Exercise inputs →
^^^^^^^^^^^^^^^^

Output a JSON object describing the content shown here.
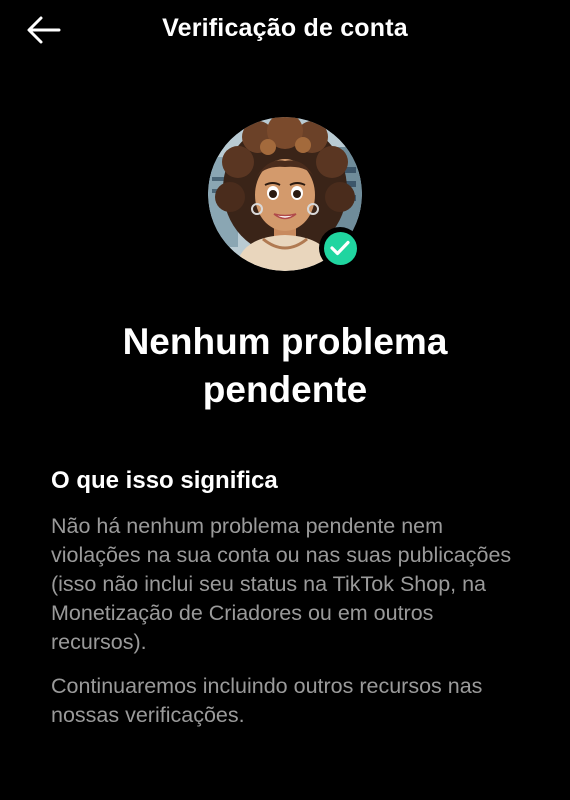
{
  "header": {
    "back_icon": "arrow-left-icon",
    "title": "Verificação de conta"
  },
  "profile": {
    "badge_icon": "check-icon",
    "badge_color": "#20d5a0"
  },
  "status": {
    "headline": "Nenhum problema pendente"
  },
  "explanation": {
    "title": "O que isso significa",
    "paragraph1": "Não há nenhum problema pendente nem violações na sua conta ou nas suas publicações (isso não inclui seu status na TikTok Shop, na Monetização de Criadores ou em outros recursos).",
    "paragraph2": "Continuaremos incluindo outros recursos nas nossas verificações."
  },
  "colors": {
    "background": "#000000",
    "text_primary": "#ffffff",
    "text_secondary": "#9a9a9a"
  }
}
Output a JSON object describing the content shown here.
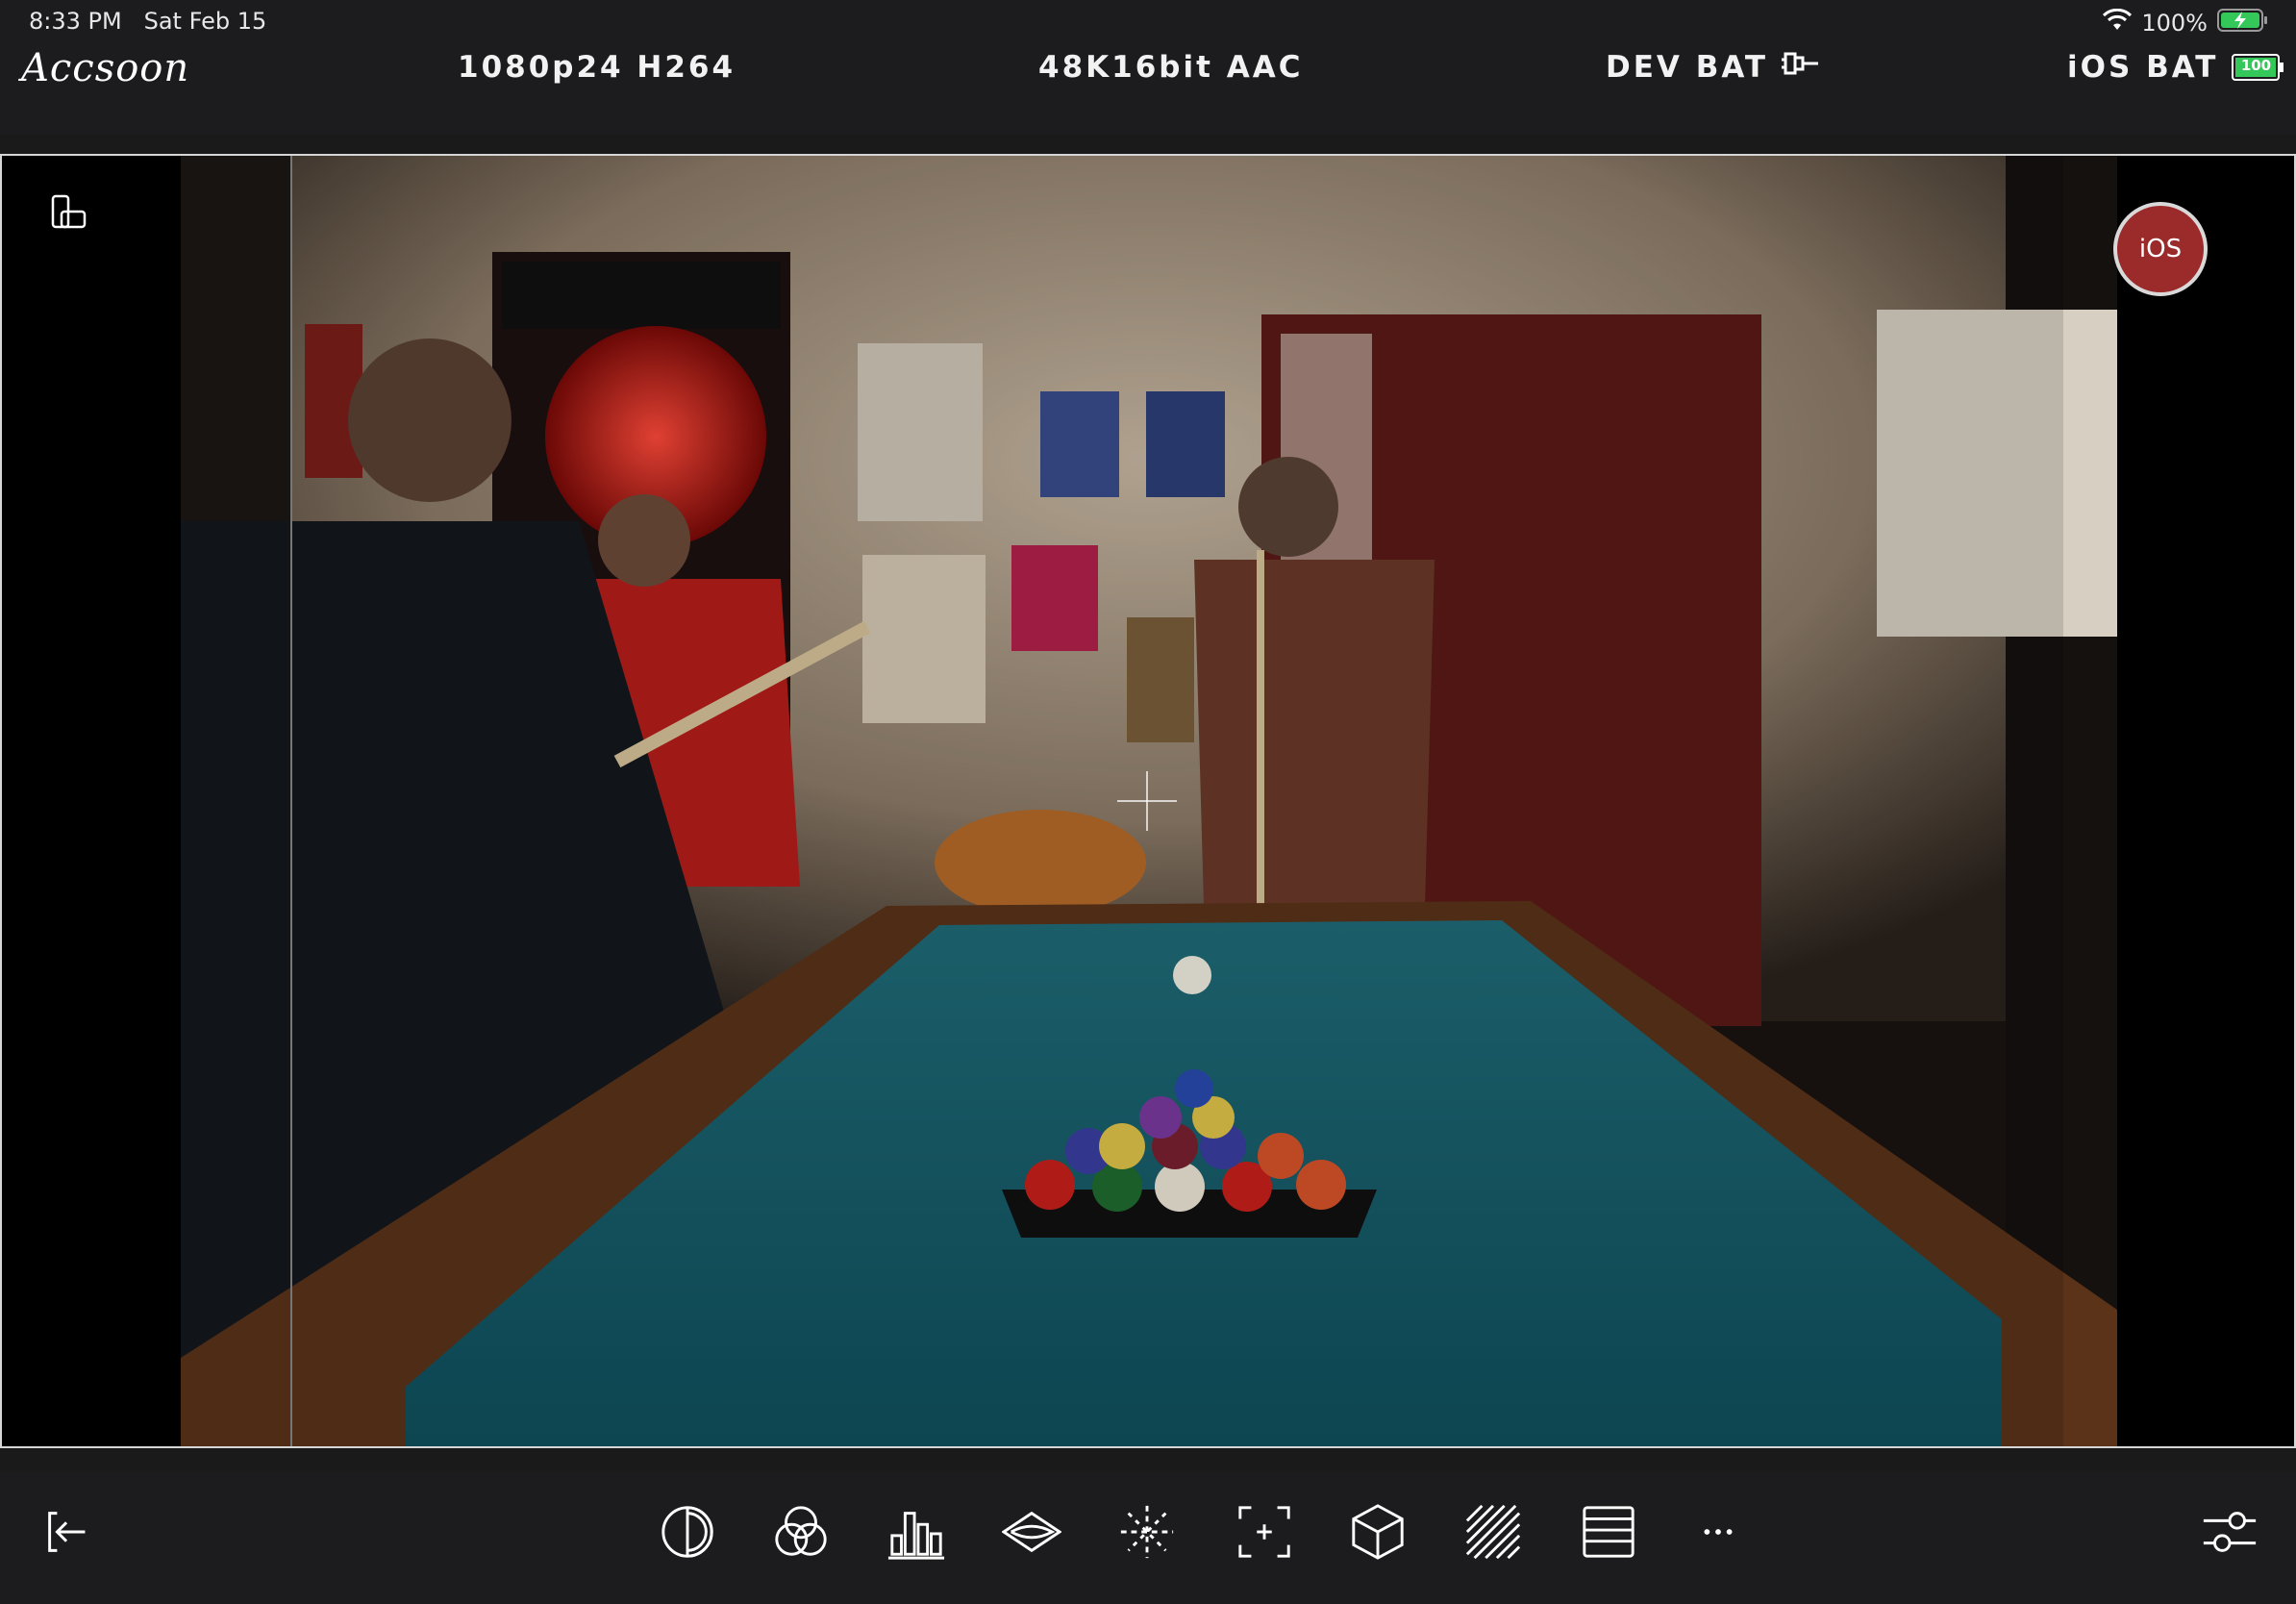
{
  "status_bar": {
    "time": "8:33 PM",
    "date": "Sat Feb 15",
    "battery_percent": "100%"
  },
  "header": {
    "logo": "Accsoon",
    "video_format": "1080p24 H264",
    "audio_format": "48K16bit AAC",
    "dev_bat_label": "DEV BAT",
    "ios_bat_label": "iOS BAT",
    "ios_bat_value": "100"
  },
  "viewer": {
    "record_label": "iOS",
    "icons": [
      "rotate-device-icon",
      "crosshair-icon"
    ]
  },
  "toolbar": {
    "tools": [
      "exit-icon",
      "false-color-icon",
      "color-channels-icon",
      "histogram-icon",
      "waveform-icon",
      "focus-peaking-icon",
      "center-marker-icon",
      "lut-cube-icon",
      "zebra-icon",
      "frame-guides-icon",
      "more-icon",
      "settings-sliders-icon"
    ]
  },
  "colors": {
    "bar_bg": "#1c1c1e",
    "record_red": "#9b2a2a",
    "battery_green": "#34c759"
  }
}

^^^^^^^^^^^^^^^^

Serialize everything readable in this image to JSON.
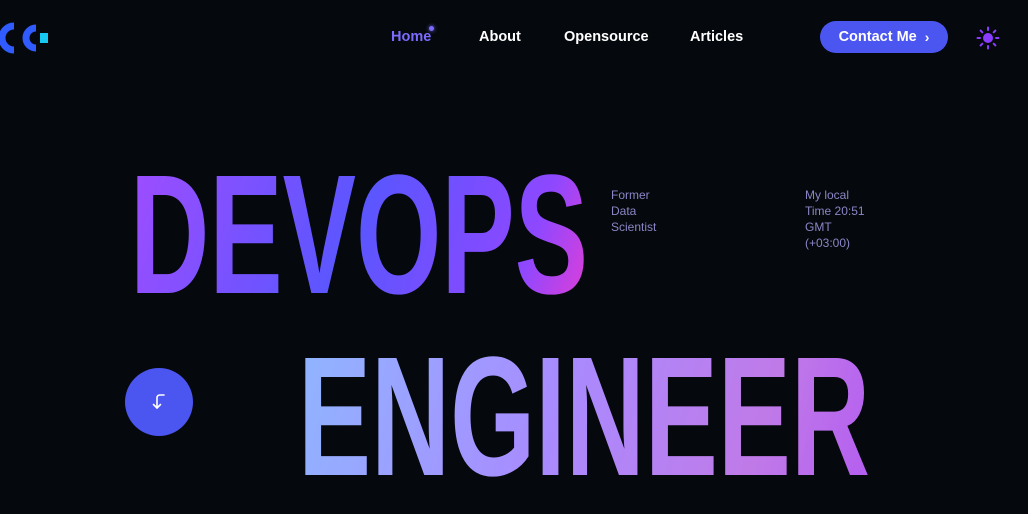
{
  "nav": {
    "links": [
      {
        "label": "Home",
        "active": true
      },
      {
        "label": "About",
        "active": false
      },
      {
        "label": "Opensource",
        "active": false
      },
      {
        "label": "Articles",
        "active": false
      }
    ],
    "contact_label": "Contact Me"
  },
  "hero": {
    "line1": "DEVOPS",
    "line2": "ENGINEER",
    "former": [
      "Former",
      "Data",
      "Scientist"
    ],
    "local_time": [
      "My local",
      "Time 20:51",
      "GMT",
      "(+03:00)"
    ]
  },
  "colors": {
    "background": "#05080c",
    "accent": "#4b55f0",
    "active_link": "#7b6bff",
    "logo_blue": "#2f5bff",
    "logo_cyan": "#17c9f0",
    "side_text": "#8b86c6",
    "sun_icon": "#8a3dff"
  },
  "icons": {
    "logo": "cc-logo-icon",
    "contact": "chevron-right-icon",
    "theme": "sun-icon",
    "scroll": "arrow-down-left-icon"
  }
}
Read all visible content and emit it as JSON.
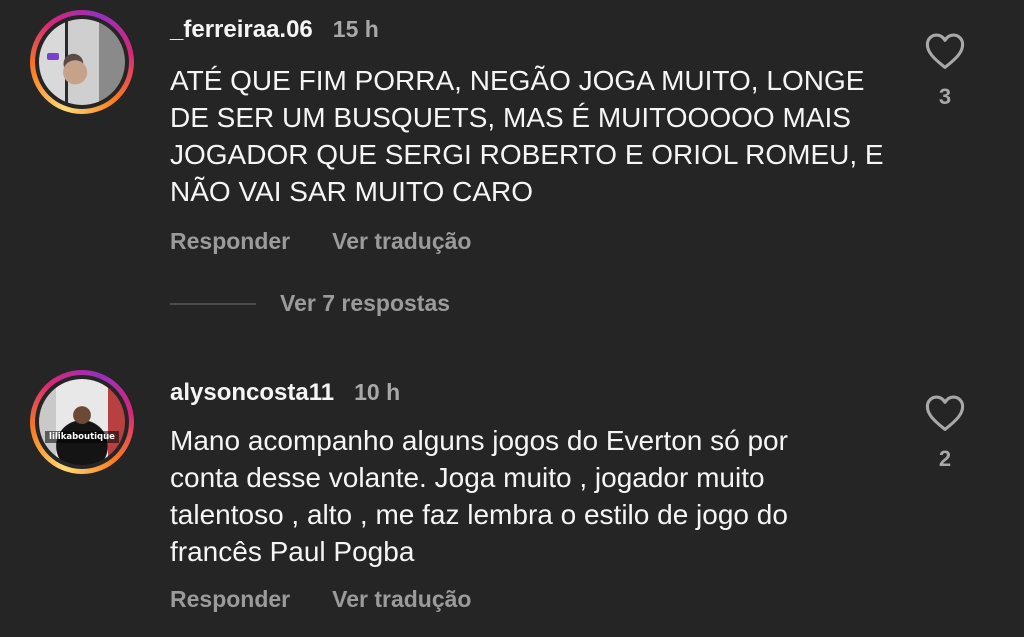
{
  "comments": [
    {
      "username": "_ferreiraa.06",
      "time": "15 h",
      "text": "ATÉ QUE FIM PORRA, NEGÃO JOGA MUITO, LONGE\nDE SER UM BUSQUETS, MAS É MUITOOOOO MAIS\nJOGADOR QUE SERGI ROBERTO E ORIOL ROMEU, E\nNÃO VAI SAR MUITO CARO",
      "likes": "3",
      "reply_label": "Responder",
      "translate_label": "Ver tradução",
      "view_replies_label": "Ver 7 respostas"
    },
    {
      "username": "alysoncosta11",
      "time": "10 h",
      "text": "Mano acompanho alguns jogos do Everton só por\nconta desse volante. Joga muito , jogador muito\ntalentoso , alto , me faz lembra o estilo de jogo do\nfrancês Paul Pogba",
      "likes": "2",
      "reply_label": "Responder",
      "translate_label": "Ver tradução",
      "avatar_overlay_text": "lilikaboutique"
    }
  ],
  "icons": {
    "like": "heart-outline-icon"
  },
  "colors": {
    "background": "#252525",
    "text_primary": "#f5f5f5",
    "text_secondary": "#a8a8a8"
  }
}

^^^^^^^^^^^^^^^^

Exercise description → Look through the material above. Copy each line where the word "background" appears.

Response below →
    "background": "#000000",
    "background": "#05080c",
    "background": "#252525",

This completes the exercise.